WHAT THE EXERCISE ASKS: Could you give the data below again, exactly and completely?

------------------------------------------------------------------------

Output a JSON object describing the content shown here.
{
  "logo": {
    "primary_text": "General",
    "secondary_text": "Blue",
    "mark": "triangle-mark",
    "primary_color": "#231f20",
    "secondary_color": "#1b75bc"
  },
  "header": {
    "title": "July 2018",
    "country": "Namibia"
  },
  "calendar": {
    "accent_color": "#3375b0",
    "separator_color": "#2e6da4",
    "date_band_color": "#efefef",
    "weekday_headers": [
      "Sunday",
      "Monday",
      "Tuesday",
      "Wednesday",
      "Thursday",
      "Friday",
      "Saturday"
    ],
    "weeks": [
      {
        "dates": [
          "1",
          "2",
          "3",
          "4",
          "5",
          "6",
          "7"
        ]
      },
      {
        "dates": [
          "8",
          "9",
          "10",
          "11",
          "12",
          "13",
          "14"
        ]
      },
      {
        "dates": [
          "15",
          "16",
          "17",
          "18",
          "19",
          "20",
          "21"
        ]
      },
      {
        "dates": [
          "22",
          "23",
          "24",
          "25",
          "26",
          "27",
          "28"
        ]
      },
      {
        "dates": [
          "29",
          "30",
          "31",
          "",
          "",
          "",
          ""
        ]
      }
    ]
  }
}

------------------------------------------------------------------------

RESPONSE TO THE EXERCISE:
Output a JSON object describing the content shown here.
{
  "logo": {
    "primary_text": "General",
    "secondary_text": "Blue",
    "mark": "triangle-mark",
    "primary_color": "#231f20",
    "secondary_color": "#1b75bc"
  },
  "header": {
    "title": "July 2018",
    "country": "Namibia"
  },
  "calendar": {
    "accent_color": "#3375b0",
    "separator_color": "#2e6da4",
    "date_band_color": "#efefef",
    "weekday_headers": [
      "Sunday",
      "Monday",
      "Tuesday",
      "Wednesday",
      "Thursday",
      "Friday",
      "Saturday"
    ],
    "weeks": [
      {
        "dates": [
          "1",
          "2",
          "3",
          "4",
          "5",
          "6",
          "7"
        ]
      },
      {
        "dates": [
          "8",
          "9",
          "10",
          "11",
          "12",
          "13",
          "14"
        ]
      },
      {
        "dates": [
          "15",
          "16",
          "17",
          "18",
          "19",
          "20",
          "21"
        ]
      },
      {
        "dates": [
          "22",
          "23",
          "24",
          "25",
          "26",
          "27",
          "28"
        ]
      },
      {
        "dates": [
          "29",
          "30",
          "31",
          "",
          "",
          "",
          ""
        ]
      }
    ]
  }
}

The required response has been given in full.